Give back the listing in full and exactly, leaving out the images.
* * * *
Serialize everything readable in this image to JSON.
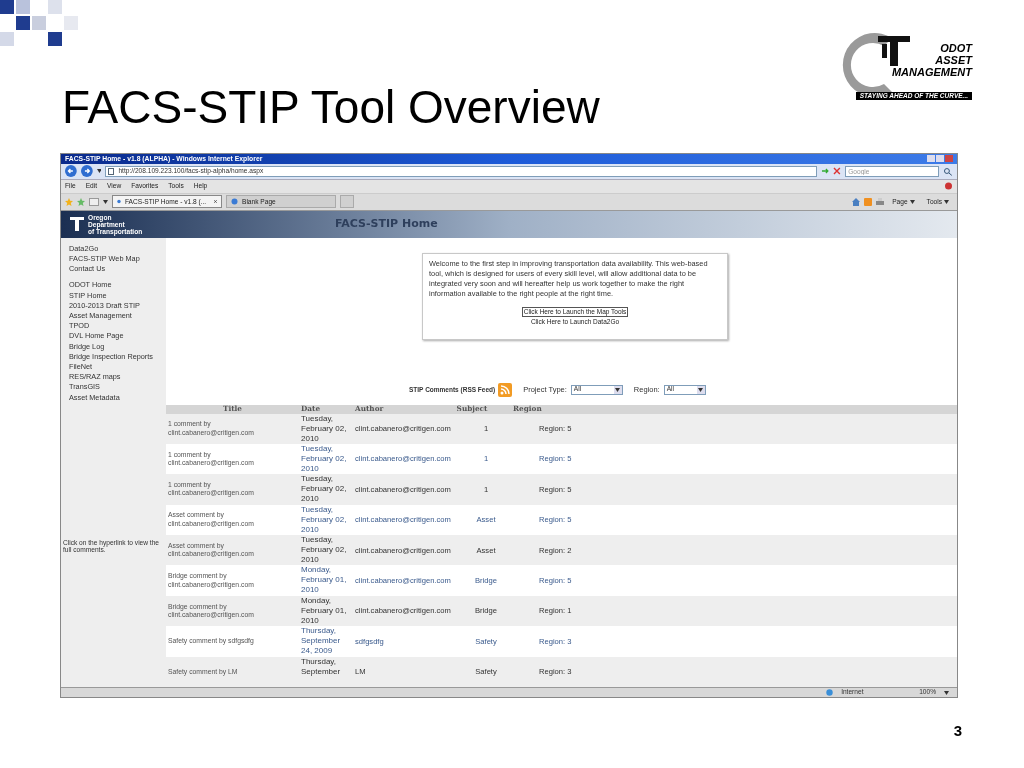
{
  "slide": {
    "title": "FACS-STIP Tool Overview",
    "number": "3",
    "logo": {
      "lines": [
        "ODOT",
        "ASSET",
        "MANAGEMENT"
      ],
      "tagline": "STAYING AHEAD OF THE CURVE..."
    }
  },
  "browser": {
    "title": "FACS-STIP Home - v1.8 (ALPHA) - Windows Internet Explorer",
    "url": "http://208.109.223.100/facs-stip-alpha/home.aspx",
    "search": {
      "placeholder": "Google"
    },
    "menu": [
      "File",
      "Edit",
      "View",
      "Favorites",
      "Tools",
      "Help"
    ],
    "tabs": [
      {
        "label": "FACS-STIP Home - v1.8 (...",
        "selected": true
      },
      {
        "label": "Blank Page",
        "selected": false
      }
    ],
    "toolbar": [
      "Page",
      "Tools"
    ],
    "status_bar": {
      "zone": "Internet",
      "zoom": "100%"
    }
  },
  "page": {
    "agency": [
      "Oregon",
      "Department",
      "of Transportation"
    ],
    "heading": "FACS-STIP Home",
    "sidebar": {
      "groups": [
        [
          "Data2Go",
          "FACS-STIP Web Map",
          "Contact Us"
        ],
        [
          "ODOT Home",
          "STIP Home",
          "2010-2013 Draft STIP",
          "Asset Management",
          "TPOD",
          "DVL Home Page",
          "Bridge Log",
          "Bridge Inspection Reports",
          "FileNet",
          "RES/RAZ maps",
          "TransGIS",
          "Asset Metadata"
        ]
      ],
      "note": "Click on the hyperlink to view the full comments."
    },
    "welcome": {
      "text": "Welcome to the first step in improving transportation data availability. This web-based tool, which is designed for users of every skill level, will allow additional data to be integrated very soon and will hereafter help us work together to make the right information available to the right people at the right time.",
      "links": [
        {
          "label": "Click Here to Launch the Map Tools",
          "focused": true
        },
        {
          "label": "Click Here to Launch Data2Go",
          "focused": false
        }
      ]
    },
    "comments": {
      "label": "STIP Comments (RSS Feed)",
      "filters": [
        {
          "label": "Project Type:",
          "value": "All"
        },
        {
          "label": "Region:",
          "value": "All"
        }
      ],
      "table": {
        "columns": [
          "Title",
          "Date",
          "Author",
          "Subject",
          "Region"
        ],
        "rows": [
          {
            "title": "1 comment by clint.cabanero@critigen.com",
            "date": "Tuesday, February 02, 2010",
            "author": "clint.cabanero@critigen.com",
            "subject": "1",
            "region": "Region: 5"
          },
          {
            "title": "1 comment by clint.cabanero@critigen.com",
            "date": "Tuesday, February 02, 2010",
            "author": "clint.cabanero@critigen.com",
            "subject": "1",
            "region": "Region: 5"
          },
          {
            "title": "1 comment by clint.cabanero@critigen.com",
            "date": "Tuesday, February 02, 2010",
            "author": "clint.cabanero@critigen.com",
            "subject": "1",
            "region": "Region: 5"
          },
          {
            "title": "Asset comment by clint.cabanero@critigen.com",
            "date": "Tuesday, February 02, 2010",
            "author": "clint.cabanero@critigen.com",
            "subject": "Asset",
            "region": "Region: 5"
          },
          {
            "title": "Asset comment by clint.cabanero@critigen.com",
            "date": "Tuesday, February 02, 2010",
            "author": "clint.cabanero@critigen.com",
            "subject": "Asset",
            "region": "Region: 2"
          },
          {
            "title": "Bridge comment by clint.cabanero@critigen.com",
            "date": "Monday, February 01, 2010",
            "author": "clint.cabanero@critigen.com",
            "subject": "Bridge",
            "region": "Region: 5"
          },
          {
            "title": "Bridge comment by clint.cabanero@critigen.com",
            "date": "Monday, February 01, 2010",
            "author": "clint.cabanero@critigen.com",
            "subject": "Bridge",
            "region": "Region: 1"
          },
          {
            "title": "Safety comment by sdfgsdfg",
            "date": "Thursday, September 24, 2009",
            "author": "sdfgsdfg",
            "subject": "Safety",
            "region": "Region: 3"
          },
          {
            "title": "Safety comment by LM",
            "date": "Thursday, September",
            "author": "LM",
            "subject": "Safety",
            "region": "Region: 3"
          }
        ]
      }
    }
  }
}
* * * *
> **Output below**:
Serialize everything readable in this image to JSON.
{
  "slide": {
    "title": "FACS-STIP Tool Overview",
    "number": "3",
    "logo": {
      "lines": [
        "ODOT",
        "ASSET",
        "MANAGEMENT"
      ],
      "tagline": "STAYING AHEAD OF THE CURVE..."
    }
  },
  "browser": {
    "title": "FACS-STIP Home - v1.8 (ALPHA) - Windows Internet Explorer",
    "url": "http://208.109.223.100/facs-stip-alpha/home.aspx",
    "search": {
      "placeholder": "Google"
    },
    "menu": [
      "File",
      "Edit",
      "View",
      "Favorites",
      "Tools",
      "Help"
    ],
    "tabs": [
      {
        "label": "FACS-STIP Home - v1.8 (...",
        "selected": true
      },
      {
        "label": "Blank Page",
        "selected": false
      }
    ],
    "toolbar": [
      "Page",
      "Tools"
    ],
    "status_bar": {
      "zone": "Internet",
      "zoom": "100%"
    }
  },
  "page": {
    "agency": [
      "Oregon",
      "Department",
      "of Transportation"
    ],
    "heading": "FACS-STIP Home",
    "sidebar": {
      "groups": [
        [
          "Data2Go",
          "FACS-STIP Web Map",
          "Contact Us"
        ],
        [
          "ODOT Home",
          "STIP Home",
          "2010-2013 Draft STIP",
          "Asset Management",
          "TPOD",
          "DVL Home Page",
          "Bridge Log",
          "Bridge Inspection Reports",
          "FileNet",
          "RES/RAZ maps",
          "TransGIS",
          "Asset Metadata"
        ]
      ],
      "note": "Click on the hyperlink to view the full comments."
    },
    "welcome": {
      "text": "Welcome to the first step in improving transportation data availability. This web-based tool, which is designed for users of every skill level, will allow additional data to be integrated very soon and will hereafter help us work together to make the right information available to the right people at the right time.",
      "links": [
        {
          "label": "Click Here to Launch the Map Tools",
          "focused": true
        },
        {
          "label": "Click Here to Launch Data2Go",
          "focused": false
        }
      ]
    },
    "comments": {
      "label": "STIP Comments (RSS Feed)",
      "filters": [
        {
          "label": "Project Type:",
          "value": "All"
        },
        {
          "label": "Region:",
          "value": "All"
        }
      ],
      "table": {
        "columns": [
          "Title",
          "Date",
          "Author",
          "Subject",
          "Region"
        ],
        "rows": [
          {
            "title": "1 comment by clint.cabanero@critigen.com",
            "date": "Tuesday, February 02, 2010",
            "author": "clint.cabanero@critigen.com",
            "subject": "1",
            "region": "Region: 5"
          },
          {
            "title": "1 comment by clint.cabanero@critigen.com",
            "date": "Tuesday, February 02, 2010",
            "author": "clint.cabanero@critigen.com",
            "subject": "1",
            "region": "Region: 5"
          },
          {
            "title": "1 comment by clint.cabanero@critigen.com",
            "date": "Tuesday, February 02, 2010",
            "author": "clint.cabanero@critigen.com",
            "subject": "1",
            "region": "Region: 5"
          },
          {
            "title": "Asset comment by clint.cabanero@critigen.com",
            "date": "Tuesday, February 02, 2010",
            "author": "clint.cabanero@critigen.com",
            "subject": "Asset",
            "region": "Region: 5"
          },
          {
            "title": "Asset comment by clint.cabanero@critigen.com",
            "date": "Tuesday, February 02, 2010",
            "author": "clint.cabanero@critigen.com",
            "subject": "Asset",
            "region": "Region: 2"
          },
          {
            "title": "Bridge comment by clint.cabanero@critigen.com",
            "date": "Monday, February 01, 2010",
            "author": "clint.cabanero@critigen.com",
            "subject": "Bridge",
            "region": "Region: 5"
          },
          {
            "title": "Bridge comment by clint.cabanero@critigen.com",
            "date": "Monday, February 01, 2010",
            "author": "clint.cabanero@critigen.com",
            "subject": "Bridge",
            "region": "Region: 1"
          },
          {
            "title": "Safety comment by sdfgsdfg",
            "date": "Thursday, September 24, 2009",
            "author": "sdfgsdfg",
            "subject": "Safety",
            "region": "Region: 3"
          },
          {
            "title": "Safety comment by LM",
            "date": "Thursday, September",
            "author": "LM",
            "subject": "Safety",
            "region": "Region: 3"
          }
        ]
      }
    }
  }
}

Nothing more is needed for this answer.